' means on sald supporting means, adapted to receive and rotate an obiect to be coated within said chamber, a motor connected with said rotating means and turning means connected with said supporting means adapted to turn said supporting means to present various sides of the object to be coated as desired.

5. In a paint booth, the combination of a chamber, supporting means therein adapted to hold an object to be coated a lubricant fed bearing in said booth exposed to anatmosphere of coating material, and means for feeding said lubricant faster than it is used by said bearing whereby the lubricant wastes out from said bearing and prevents said coating material from coming in contact with the interior of the bearing.

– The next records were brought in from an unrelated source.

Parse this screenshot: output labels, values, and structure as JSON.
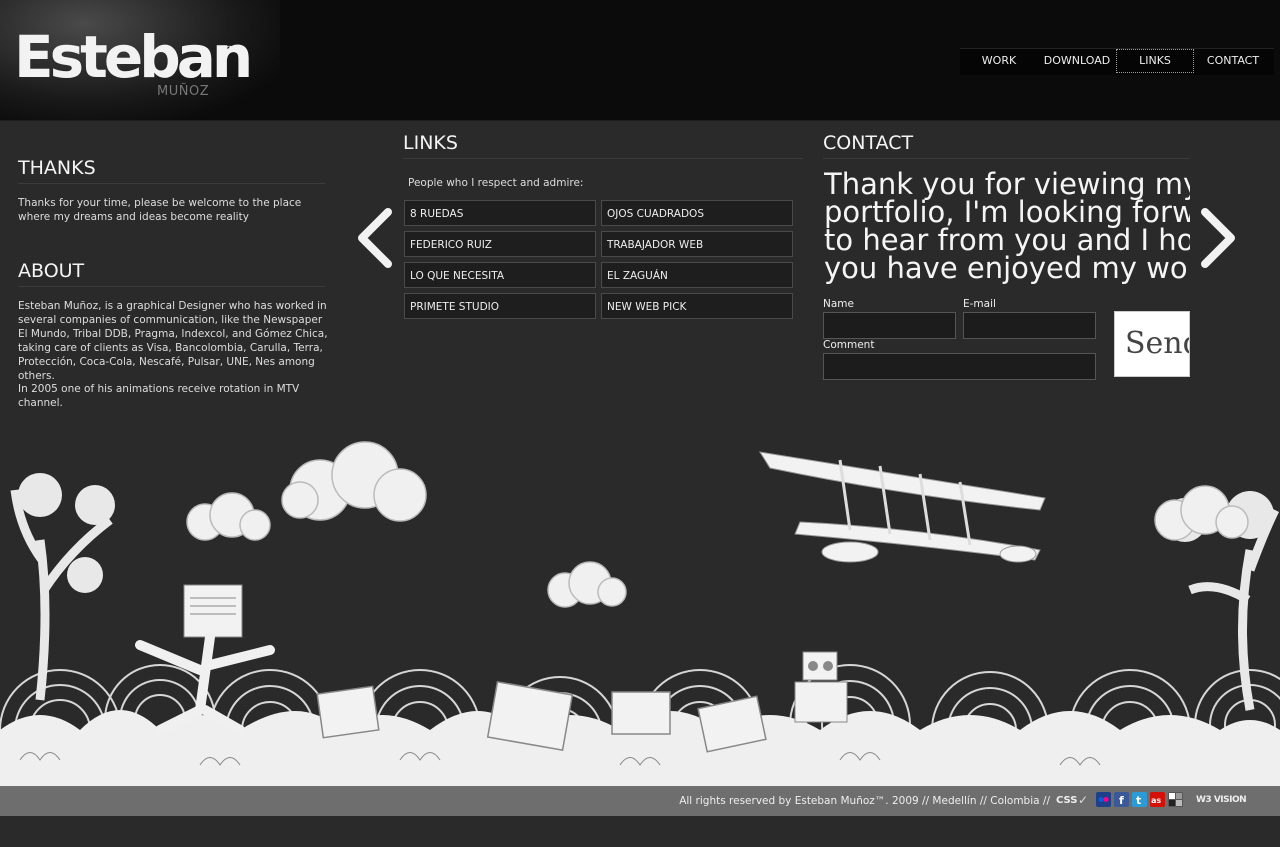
{
  "header": {
    "logo": {
      "name": "Esteban",
      "tm": "™",
      "subtitle": "MUÑOZ"
    },
    "nav": [
      {
        "label": "WORK",
        "active": false
      },
      {
        "label": "DOWNLOAD",
        "active": false
      },
      {
        "label": "LINKS",
        "active": true
      },
      {
        "label": "CONTACT",
        "active": false
      }
    ]
  },
  "left": {
    "thanks": {
      "title": "THANKS",
      "text": "Thanks for your time, please be welcome to the place where my dreams and ideas become reality"
    },
    "about": {
      "title": "ABOUT",
      "text1": "Esteban Muñoz, is a graphical Designer who has worked in several companies of communication, like the Newspaper El Mundo, Tribal DDB, Pragma, Indexcol, and Gómez Chica, taking care of clients as Visa, Bancolombia, Carulla, Terra, Protección, Coca-Cola, Nescafé, Pulsar, UNE, Nes among others.",
      "text2": "In 2005 one of his animations receive rotation in MTV channel."
    }
  },
  "links": {
    "title": "LINKS",
    "intro": "People who I respect and admire:",
    "items": [
      "8 RUEDAS",
      "OJOS CUADRADOS",
      "FEDERICO RUIZ",
      "TRABAJADOR WEB",
      "LO QUE NECESITA",
      "EL ZAGUÁN",
      "PRIMETE STUDIO",
      "NEW WEB PICK"
    ]
  },
  "contact": {
    "title": "CONTACT",
    "message_lines": [
      "Thank you for viewing my",
      "portfolio, I'm looking forwar",
      "to hear from you and I hope",
      "you have enjoyed my work."
    ],
    "name_label": "Name",
    "email_label": "E-mail",
    "comment_label": "Comment",
    "send_label": "Send"
  },
  "arrows": {
    "prev_icon": "chevron-left-icon",
    "next_icon": "chevron-right-icon"
  },
  "footer": {
    "copyright": "All rights reserved by Esteban Muñoz™. 2009 // Medellín // Colombia //",
    "css_label": "CSS",
    "social_icons": [
      "flickr-icon",
      "facebook-icon",
      "twitter-icon",
      "lastfm-icon",
      "delicious-icon"
    ],
    "brand_label": "W3 VISION"
  },
  "colors": {
    "background": "#2a2a2a",
    "header": "#0b0b0b",
    "footer": "#6e6e6e",
    "social": [
      "#1e3f8a",
      "#3b5998",
      "#2a9bd6",
      "#d51007",
      "#555555"
    ]
  }
}
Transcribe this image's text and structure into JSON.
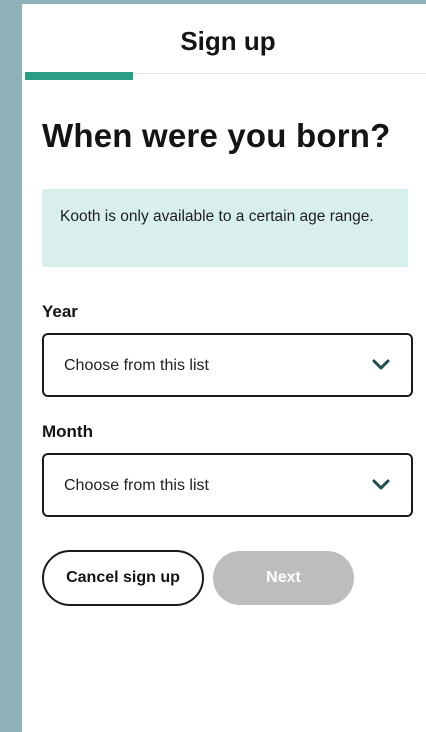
{
  "header": {
    "title": "Sign up"
  },
  "progress": {
    "fraction": 0.27,
    "color": "#2a9d85"
  },
  "question": {
    "title": "When were you born?"
  },
  "info": {
    "text": "Kooth is only available to a certain age range."
  },
  "year": {
    "label": "Year",
    "value": "Choose from this list",
    "icon": "chevron-down-icon"
  },
  "month": {
    "label": "Month",
    "value": "Choose from this list",
    "icon": "chevron-down-icon"
  },
  "buttons": {
    "cancel_label": "Cancel sign up",
    "next_label": "Next"
  },
  "colors": {
    "accent": "#2a9d85",
    "info_background": "#d9efed",
    "disabled_button": "#bdbdbd",
    "page_background": "#8fb2b8"
  }
}
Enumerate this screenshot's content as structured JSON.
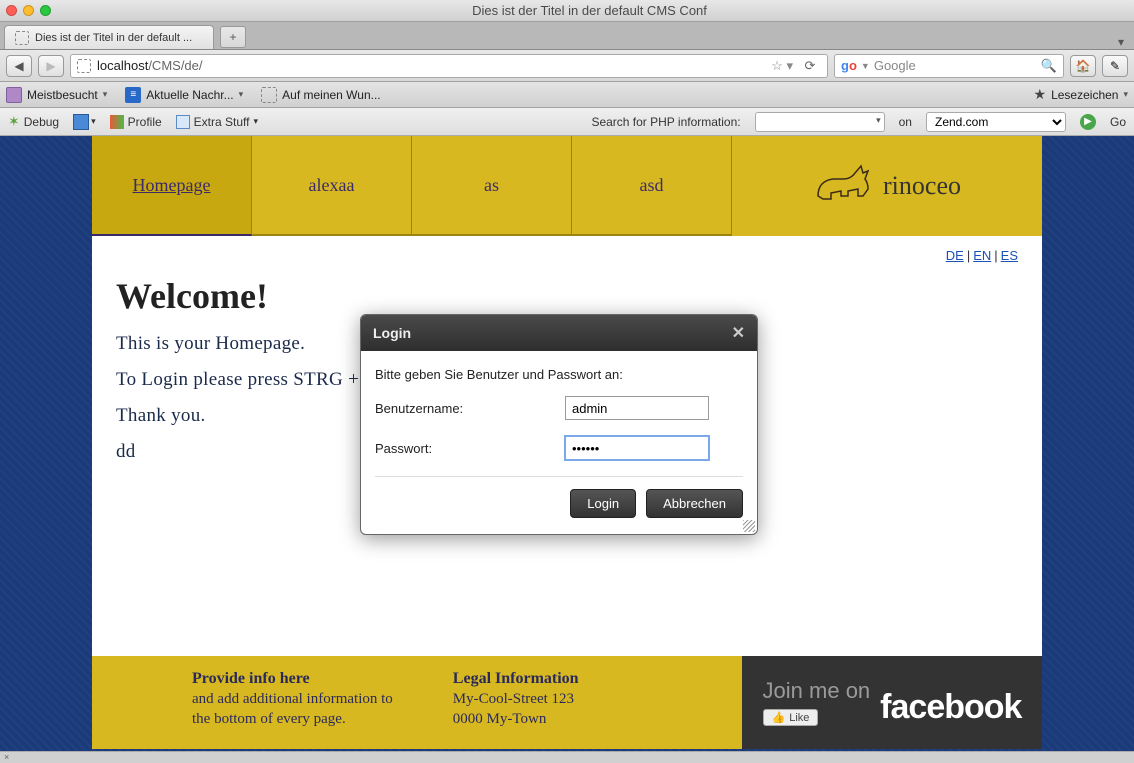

6. In a paint booth, the combination of a frame, a coating chamber carried thereby, supporting means rotatably mounted on said frame and extending into said chamber to carry the ob'ect to be coated, means for frame, said last named means being releasable as said supporting means is manually positioned.

7. In a paintbooth, the combination of an open chamber, a vertical'chimney connected with said chamber, a suction fan supported on bearings in said chimney adapted to draw air into said chamber, means within said chamber adapted to support a wheel therein said means being turnable about a vertical axiswithin said chamber and comits upper end a bevel gear meshing with' saidfirst named gear, a reversible clutch connected with said vertical shaft, motor driven means connected with said reversible clutch, means for illuminating the interiorv of said chamber, and a removable lining within said chamber.

8. In a aint booth, the combination of a rotatable s aft, a bearing therefor exposed to the coating fluid, struts supporting said bearing, one of said struts bein provide with a passage for lubricant to said bearing, and means for forcing through said passage more lubricant than can be used by said bearing so that the excess overflows and prevents the entrance to the bearing of the coating liquid. v

9. In a aint booth the combination of a rotating s aft on which the wheel to be coated is mounted, a suction fan for creating a forced draft past said wheel, and a means between said motor and said shaft to motor for actuating said rotating shaft and permit rotation of said shaft in both direc- 10 said fan. tions.

10. In a paint booth, the combination of a Buffalo, N. Y., December 9, 1916. rotating shaft on which the wheel to be j HENRY A. HOUSE, JR coated is mounted, a suction fan'for creat- Witnessesfl ing a forced draft past said wheel, a motor ANTON STEIDLE,

for actuating said shaft and said fan and; VN L. 0001:.

Referenced by
Citing PatentFiling datePublication dateApplicantTitle
US3870014 *May 24, 1973Mar 11, 1975Corning Glass WorksLiquid and aerosol collecting device
US4103643 *Jun 23, 1977Aug 1, 1978The Perkin-Elmer CorporationAerosol-reducing slide holder system
US4312292 *Sep 22, 1978Jan 26, 1982The United States Of America As Represented By The Administrator Of The National Aeronautics And Space AdministrationSpray coating apparatus having a rotatable workpiece holder
US9216433 *Oct 9, 2012Dec 22, 2015Denso CorporationPowder coating system
US20080310943 *May 20, 2006Dec 18, 2008Eisenmann Analagenbau Gmbh & Co. KgHandling Device For Handling A Motor Vehicle Rim In A Surface Treatment Installation
US20090175710 *May 20, 2006Jul 9, 2009Eisenmann Anlagenbau Gmbh & Co. KgHandling Device for Handling A Motor Vehicle Rim in A Surface Treatment Installation
US20150101531 *Oct 9, 2012Apr 16, 2015Denso CorporationPowder coating system
DE1177981B *Mar 5, 1957Sep 10, 1964Minimax LtdVerfahren und Vorrichtung zum Bespritzen der inneren Oberflaechen von Hohlgefaessen
WO2006128598A1 *May 20, 2006Dec 7, 2006Eisenmann Anlagenbau Gmbh & Co. KgHandling device for handling a motor vehicle rim in a surface treatment installation
Classifications
U.S. Classification118/500, 55/DIG.460, 118/DIG.700, 454/53, 118/320, 118/326
International ClassificationB05B15/12, B05B13/02
Cooperative ClassificationB05B13/0228, Y10S55/46, B05B15/1203, Y10S118/07
European ClassificationB05B13/02B1, B05B15/12A